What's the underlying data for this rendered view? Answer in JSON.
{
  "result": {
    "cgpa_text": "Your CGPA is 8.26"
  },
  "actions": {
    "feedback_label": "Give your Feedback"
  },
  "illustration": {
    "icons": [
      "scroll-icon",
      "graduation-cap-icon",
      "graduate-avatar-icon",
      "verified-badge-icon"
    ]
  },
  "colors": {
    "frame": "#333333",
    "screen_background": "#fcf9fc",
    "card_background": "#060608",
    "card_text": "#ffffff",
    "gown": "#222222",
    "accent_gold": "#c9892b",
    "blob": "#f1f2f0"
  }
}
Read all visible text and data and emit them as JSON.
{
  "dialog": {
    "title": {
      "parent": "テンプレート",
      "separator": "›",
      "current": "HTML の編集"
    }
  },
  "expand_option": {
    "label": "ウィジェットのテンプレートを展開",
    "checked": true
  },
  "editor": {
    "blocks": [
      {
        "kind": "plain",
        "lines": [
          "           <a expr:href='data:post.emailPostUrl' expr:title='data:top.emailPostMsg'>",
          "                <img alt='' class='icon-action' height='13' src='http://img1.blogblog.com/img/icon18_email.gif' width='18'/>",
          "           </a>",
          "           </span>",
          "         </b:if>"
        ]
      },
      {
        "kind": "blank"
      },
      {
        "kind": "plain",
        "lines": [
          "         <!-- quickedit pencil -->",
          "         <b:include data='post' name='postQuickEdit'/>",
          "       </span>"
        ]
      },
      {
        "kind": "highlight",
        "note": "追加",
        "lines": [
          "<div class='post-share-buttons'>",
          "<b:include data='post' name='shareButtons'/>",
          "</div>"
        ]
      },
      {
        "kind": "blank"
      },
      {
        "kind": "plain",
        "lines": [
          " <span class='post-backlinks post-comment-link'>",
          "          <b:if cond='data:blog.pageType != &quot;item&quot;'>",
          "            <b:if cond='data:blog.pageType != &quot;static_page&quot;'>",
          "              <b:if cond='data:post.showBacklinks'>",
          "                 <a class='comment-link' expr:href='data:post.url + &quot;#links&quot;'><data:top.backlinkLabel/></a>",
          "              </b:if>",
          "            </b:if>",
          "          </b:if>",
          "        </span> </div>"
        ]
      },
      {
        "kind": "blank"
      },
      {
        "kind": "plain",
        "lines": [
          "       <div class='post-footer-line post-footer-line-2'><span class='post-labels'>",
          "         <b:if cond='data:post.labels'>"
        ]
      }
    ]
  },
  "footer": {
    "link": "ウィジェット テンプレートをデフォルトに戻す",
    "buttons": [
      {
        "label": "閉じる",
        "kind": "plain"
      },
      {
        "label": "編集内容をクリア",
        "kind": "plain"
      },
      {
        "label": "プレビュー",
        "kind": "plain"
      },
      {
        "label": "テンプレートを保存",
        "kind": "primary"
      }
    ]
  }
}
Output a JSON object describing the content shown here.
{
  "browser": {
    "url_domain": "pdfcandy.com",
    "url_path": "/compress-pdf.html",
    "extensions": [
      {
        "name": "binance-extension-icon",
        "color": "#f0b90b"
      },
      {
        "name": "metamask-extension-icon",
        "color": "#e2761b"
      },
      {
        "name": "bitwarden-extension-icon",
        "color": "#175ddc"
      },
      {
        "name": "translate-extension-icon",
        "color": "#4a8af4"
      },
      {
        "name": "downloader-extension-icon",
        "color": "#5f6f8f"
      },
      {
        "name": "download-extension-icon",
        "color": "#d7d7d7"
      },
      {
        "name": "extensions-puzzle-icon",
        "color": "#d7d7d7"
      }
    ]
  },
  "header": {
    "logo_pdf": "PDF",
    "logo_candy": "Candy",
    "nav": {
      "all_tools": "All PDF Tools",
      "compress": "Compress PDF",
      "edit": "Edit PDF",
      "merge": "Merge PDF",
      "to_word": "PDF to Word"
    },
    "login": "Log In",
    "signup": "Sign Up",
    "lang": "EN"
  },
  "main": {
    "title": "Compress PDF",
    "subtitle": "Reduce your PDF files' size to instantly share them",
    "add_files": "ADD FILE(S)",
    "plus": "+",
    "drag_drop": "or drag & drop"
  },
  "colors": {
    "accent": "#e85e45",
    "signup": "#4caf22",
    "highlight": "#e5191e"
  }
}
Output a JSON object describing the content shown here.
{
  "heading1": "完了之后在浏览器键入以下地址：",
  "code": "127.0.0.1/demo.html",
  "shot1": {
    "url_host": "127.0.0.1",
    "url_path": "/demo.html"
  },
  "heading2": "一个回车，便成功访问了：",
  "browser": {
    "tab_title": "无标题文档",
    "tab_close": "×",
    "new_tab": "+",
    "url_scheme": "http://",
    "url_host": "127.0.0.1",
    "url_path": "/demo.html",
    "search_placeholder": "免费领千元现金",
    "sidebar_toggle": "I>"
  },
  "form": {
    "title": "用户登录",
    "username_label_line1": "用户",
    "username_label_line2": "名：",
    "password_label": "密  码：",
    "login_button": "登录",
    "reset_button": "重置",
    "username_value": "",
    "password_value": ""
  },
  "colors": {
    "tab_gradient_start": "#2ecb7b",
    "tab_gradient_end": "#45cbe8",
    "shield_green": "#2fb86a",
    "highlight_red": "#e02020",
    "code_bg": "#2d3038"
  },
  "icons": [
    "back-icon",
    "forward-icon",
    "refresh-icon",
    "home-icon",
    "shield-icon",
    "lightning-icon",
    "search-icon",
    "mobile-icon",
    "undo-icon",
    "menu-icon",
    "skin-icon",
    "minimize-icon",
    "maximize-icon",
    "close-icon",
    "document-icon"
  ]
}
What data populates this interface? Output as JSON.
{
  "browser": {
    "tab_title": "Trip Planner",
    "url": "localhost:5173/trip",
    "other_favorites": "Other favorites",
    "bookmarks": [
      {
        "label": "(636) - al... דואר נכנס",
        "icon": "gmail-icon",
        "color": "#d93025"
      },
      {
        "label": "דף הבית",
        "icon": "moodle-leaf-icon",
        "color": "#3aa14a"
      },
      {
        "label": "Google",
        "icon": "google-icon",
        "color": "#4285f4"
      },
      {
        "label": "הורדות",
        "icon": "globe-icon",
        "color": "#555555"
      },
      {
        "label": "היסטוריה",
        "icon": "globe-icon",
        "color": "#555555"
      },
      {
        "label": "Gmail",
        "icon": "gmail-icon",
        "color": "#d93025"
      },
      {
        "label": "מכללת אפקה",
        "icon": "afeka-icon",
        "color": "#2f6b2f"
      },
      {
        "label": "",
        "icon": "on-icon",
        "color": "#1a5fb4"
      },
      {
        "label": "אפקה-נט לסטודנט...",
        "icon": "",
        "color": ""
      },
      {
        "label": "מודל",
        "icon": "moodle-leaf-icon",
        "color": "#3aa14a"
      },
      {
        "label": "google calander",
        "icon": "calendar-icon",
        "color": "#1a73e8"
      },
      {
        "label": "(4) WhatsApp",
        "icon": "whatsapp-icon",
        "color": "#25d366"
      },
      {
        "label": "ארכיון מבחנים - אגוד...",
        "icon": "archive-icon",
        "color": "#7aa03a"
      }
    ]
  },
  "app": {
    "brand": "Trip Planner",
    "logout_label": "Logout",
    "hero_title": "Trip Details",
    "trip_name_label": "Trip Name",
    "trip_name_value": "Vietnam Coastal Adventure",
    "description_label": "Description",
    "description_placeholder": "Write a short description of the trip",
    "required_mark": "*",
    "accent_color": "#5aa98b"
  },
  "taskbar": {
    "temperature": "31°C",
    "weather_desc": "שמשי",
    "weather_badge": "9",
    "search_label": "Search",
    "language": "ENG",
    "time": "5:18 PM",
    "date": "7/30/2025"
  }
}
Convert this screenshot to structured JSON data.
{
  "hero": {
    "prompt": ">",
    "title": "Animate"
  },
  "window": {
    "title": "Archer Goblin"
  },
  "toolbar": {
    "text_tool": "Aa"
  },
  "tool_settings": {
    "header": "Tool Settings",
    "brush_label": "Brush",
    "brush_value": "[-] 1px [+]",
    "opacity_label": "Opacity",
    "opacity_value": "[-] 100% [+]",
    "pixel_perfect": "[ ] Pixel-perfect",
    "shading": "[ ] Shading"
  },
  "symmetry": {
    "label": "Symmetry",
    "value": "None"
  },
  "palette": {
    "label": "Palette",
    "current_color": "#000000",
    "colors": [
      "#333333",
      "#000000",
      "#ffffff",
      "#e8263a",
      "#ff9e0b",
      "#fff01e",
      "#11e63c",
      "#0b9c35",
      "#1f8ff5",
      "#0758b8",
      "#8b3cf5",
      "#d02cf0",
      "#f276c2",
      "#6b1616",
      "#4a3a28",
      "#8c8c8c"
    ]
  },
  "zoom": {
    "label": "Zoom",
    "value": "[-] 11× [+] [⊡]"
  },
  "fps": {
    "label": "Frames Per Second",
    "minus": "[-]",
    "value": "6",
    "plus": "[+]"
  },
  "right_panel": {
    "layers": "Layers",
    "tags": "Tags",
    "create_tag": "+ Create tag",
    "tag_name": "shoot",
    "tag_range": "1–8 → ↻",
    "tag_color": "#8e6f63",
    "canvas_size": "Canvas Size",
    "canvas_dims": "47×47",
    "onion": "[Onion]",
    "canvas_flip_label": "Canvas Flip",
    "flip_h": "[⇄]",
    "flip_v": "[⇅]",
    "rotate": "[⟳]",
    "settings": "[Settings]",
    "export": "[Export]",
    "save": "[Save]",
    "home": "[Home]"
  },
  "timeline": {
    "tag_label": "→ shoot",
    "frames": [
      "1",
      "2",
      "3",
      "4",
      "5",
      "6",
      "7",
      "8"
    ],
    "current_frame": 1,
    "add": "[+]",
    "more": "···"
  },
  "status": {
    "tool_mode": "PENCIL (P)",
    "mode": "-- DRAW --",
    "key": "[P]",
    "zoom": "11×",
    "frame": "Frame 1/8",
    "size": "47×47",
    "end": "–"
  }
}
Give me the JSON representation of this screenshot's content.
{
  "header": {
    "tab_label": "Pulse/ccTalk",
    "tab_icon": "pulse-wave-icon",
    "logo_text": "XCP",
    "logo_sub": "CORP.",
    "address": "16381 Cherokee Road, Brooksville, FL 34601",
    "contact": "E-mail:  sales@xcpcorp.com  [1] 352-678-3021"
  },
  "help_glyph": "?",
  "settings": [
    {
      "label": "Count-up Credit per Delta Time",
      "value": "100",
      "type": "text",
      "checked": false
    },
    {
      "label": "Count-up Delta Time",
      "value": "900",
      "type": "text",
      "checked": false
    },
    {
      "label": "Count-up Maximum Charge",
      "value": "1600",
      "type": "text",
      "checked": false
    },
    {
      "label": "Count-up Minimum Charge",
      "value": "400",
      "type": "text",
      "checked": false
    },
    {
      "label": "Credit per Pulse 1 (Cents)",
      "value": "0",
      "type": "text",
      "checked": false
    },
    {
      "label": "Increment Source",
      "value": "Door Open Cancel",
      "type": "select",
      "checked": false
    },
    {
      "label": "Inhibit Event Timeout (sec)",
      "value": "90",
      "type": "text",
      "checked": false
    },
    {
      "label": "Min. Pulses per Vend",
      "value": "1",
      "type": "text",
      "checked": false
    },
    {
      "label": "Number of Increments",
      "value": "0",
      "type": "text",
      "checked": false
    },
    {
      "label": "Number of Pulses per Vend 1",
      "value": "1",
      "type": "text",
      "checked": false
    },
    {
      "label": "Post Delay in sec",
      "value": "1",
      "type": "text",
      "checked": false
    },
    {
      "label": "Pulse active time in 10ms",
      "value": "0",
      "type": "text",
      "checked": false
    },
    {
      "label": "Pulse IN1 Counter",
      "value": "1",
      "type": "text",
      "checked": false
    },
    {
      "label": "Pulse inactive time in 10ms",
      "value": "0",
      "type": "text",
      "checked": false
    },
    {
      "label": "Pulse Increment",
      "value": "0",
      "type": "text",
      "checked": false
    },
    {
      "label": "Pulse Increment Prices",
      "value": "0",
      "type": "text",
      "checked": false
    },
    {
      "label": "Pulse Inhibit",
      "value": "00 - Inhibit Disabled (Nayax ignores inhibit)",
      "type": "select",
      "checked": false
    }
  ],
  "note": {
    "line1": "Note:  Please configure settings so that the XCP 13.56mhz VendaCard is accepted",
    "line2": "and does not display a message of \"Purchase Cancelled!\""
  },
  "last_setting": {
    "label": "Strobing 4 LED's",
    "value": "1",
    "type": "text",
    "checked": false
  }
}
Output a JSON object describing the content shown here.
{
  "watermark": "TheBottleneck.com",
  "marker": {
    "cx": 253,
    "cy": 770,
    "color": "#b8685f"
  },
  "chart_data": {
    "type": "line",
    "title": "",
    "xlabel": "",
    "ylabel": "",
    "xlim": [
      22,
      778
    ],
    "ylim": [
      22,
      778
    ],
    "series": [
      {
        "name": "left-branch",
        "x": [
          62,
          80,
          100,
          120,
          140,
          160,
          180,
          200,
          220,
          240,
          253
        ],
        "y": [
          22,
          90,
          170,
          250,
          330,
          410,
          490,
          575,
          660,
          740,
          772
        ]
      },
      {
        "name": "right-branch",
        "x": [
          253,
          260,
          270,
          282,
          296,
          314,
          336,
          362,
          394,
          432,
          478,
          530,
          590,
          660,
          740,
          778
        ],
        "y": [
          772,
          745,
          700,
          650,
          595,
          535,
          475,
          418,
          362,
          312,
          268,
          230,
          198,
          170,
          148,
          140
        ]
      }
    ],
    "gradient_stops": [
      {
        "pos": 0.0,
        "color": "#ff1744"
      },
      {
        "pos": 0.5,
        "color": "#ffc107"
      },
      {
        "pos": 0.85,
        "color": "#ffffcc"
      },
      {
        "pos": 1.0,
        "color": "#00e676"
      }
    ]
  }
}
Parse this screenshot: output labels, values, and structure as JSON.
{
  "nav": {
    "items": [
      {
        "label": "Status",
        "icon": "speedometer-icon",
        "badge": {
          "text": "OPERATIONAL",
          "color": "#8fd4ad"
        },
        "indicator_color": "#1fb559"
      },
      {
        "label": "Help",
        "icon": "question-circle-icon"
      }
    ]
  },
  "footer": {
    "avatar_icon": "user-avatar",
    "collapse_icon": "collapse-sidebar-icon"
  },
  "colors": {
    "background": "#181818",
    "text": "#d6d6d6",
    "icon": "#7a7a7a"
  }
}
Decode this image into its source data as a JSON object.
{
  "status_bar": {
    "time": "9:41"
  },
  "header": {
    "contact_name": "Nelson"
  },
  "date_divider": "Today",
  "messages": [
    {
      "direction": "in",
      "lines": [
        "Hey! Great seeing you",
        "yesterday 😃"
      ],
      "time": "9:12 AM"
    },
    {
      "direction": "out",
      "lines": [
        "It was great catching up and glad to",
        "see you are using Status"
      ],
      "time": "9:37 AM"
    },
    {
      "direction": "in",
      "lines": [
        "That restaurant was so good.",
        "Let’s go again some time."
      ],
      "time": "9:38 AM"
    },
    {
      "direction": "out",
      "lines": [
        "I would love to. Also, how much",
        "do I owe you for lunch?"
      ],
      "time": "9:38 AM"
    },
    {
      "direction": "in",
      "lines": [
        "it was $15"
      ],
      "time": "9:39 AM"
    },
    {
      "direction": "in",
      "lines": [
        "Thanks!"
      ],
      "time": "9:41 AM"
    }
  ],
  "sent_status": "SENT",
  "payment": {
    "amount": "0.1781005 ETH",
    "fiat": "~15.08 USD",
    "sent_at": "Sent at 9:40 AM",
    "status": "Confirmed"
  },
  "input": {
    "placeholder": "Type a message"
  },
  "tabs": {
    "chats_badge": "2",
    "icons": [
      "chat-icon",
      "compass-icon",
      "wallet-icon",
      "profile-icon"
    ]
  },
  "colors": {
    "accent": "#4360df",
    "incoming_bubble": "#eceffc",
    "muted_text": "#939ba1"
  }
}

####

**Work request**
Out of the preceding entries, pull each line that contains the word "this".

**Response below**
What's the underlying data for this rendered view? Answer in JSON.
What data populates this interface? Output as JSON.
Convert this screenshot to structured JSON data.
Give me the JSON representation of this screenshot's content.
Parse this screenshot: output labels, values, and structure as JSON.
Decode this image into its source data as a JSON object.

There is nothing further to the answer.